Do wind turbines kill many birds each year?
An upper estimate might be of the order of half a million birds per year in the USA.
However it seems that hundreds of millions of birds are killed by
collisions with other man-made structures. So wind turbines account for a small percentage of bird deaths attributable to human activity.
Nevertheless this can be a significant threat to the survival of some
important bird species.
at night, or in fog
Wind turbines are hazard to birds (and other avians) in daylight. Bird evolution has evidently not incuded
the necessary millions of years of exposure to non-catastrophic
levels of threat from this type of fast-moving hazard. They are poorly equipped cognitively to recognise danger in any of these and
other man-made hazards.
Per small installation
Some individual wind-turbine operators think even ten deaths per year per turbine is too many:
Primary school forced to turn off wind turbine after bird deaths
"We were told by the manufacturer to expect maybe one fatality a year but it killed 14 in six months so we took advice and made the decision to turn it off.
"If it had happened at night time you could understand that the birds couldn't see the blades, which rotate at 135mph but it was happening at all different times of the day."
Large numbers of birds die every year from other causes, turbine-related deaths are currently alleged to be only a very small proportion of these.
According to a 2002 study A Summary and Comparison of Bird Mortality from Anthropogenic Causes with an Emphasis on Collisions "funded by DOE, with direction and support from the Wildlife Working Group of the National Wind Coordinating Committee"
- Collisions with buildings kill 550 million birds each year,
- Cats kill 100 million birds each year,
- Collisions with wind turbines kill 28,500 birds each year.
So the answer to the question depends on how many is "many".
More recent studies find higher numbers of avian deaths per year.
A 2016 study A preliminary assessment of avian mortality at utility-scale solar energy facilities in the United States
included this table:
Estimated annual avian mortality from various sources
in the Southern California Region and United States.
Mortality source Southern California United States
Utility-scale solar energy
(USSE) developments 16,200–59,400 37,800–138,600 a
Wind energy developments 29,537–48,862 140,000–573,000 b
Fossil fuel power plants 3,561,600 14.5 million c
Communication towers 70,552 4.5–6.8 million d
Roadway vehicles >453,000e 89–340 million f
Buildings and windows >7,800,000g 365–988 million h
a Based on approximately 14 GW total name plate capacity of
utility-scale solar facilities in operations or under construction
across the United States .
b Sources: Loss et al. , Smallwood , Erickson et al. .
c Source: Sovacool .
d Sources: Erickson et al. (2005), Longcore et al. .
e Represents a minimum estimate using only estimated mortality for
paved roadways in the southern California study region.
f Source: Loss et al. .
g Represents a minimum estimate using only estimated mortality
for residential structures in the southern California study region.

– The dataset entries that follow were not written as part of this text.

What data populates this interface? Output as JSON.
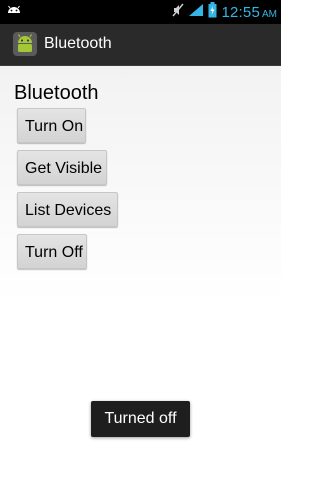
{
  "status_bar": {
    "time": "12:55",
    "ampm": "AM",
    "icons": [
      "android-icon",
      "mute-icon",
      "signal-icon",
      "battery-icon"
    ]
  },
  "action_bar": {
    "title": "Bluetooth",
    "icon": "android-app-icon"
  },
  "main": {
    "heading": "Bluetooth",
    "buttons": {
      "turn_on": "Turn On",
      "get_visible": "Get Visible",
      "list_devices": "List Devices",
      "turn_off": "Turn Off"
    }
  },
  "toast": {
    "message": "Turned off"
  },
  "colors": {
    "status_time": "#34b5e5",
    "action_bar": "#2a2a2a",
    "button": "#d9d9d9",
    "toast_bg": "#1e1e1e"
  }
}
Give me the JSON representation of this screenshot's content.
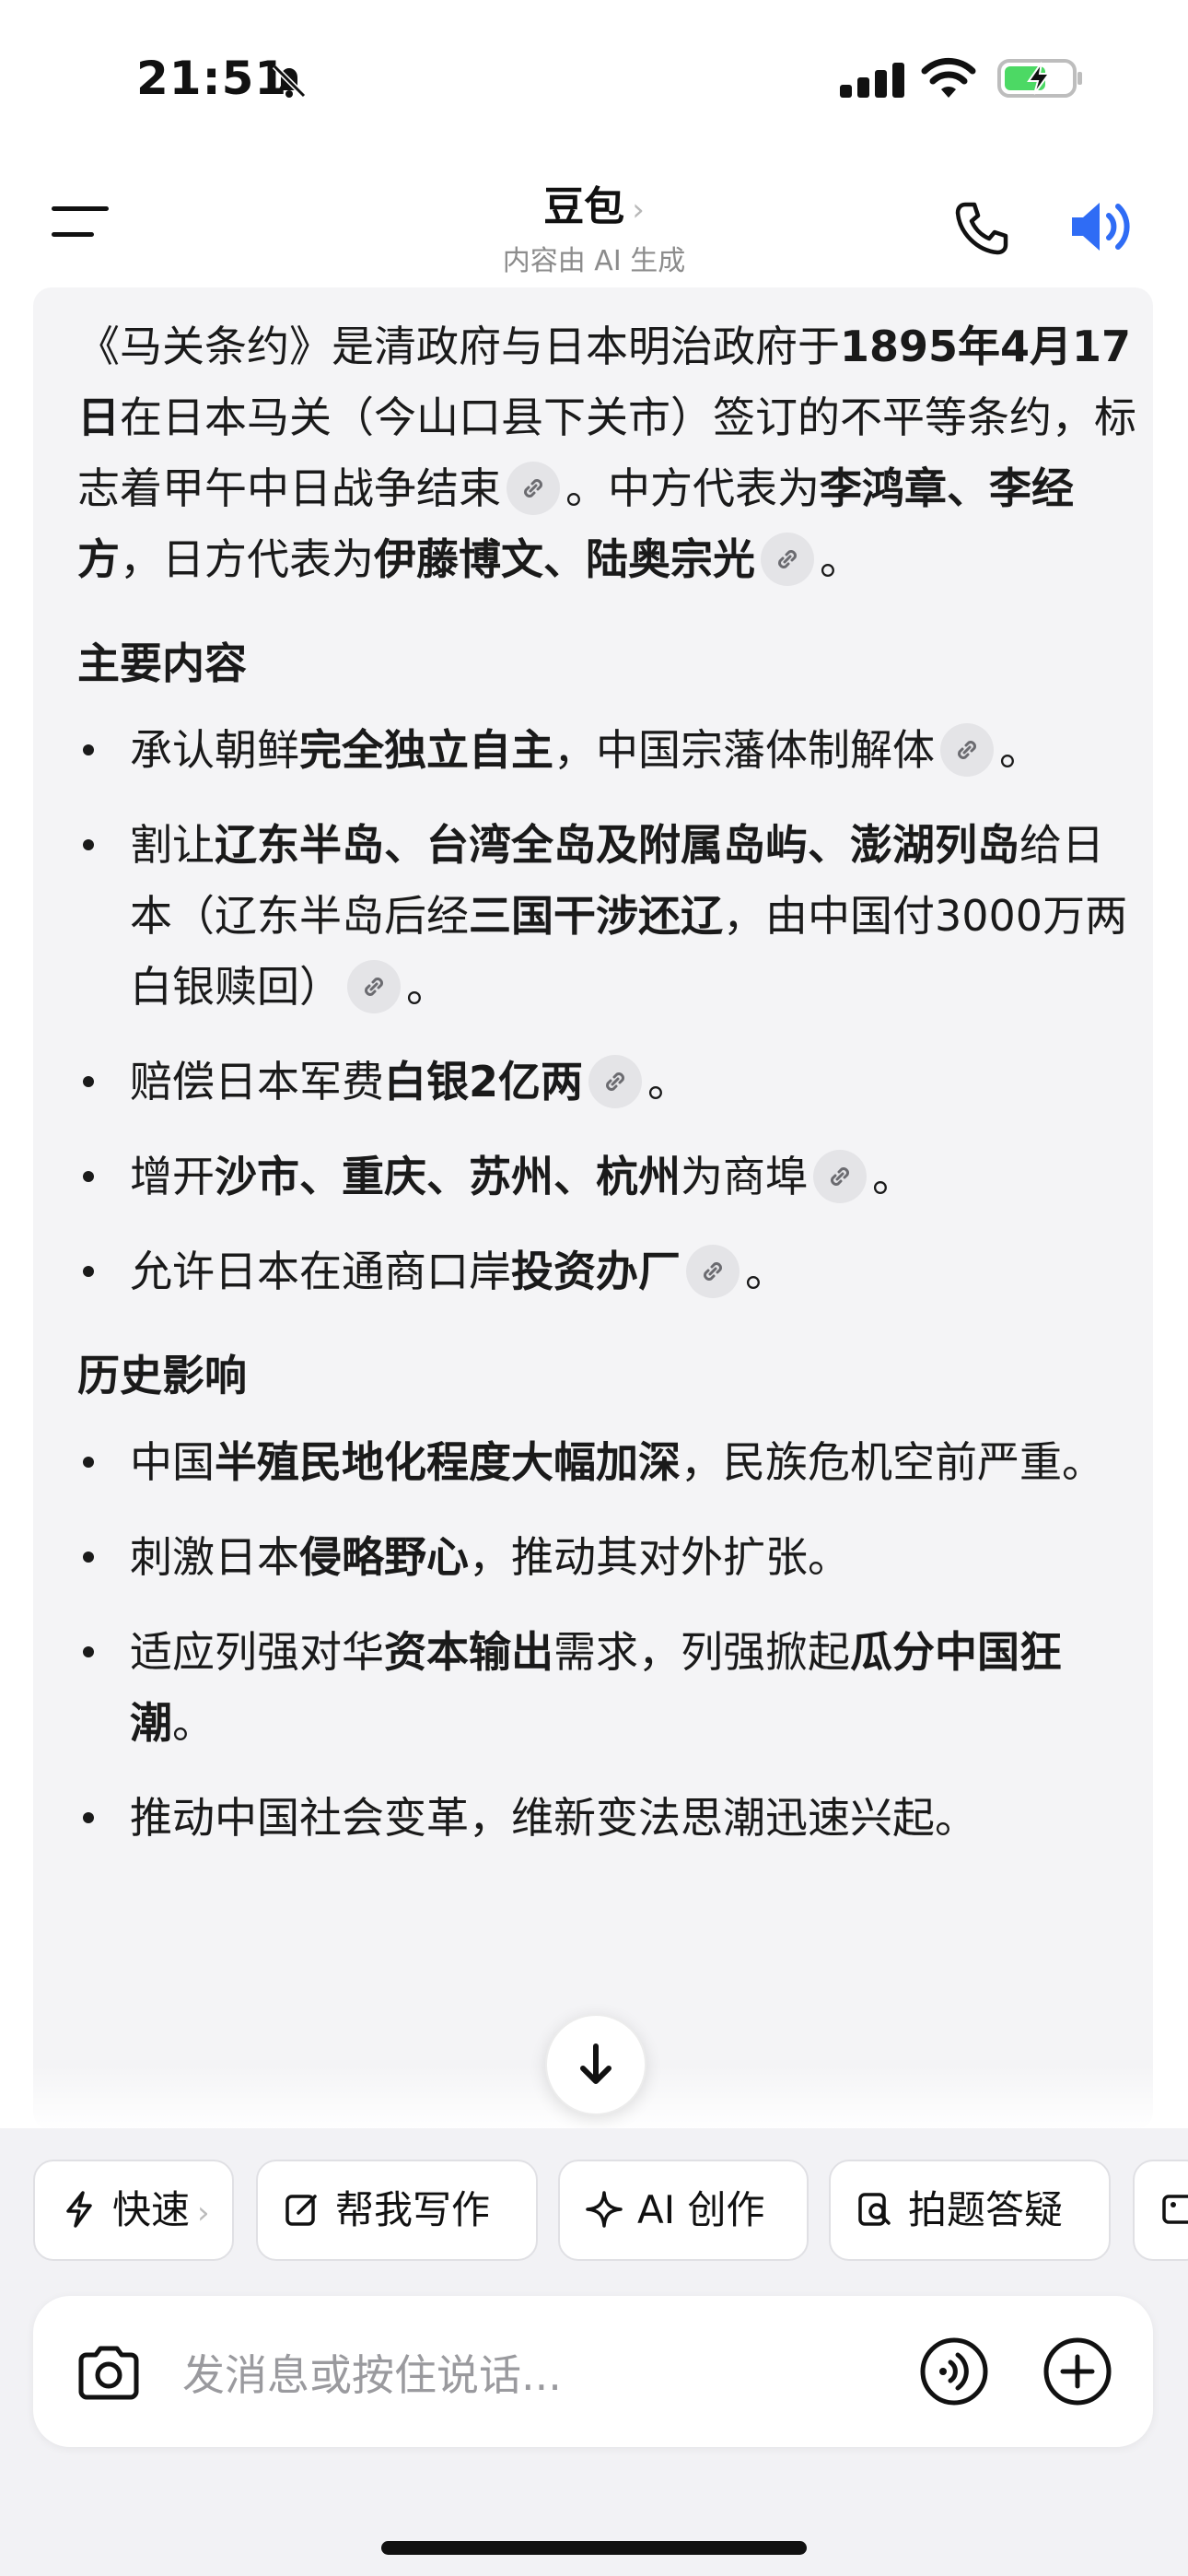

h Source: Loss et al. .
I have not checked the dates of the references. It may be that this 2016 study is based on data from older studies.
Effects on endangered species
Deaths for some bird species may be more significant than others: Scientists study wind-farm risks to birds
One survey at Big Horn Wind Farm in Klickitat County estimated that more than 30 raptors were killed during an initial year of operations — more than seven times the number forecast in a pre-construction study. The dead raptors included kestrels, red-tailed hawks, short-eared owls and a ferruginous hawk, which Washington state lists as a threatened species.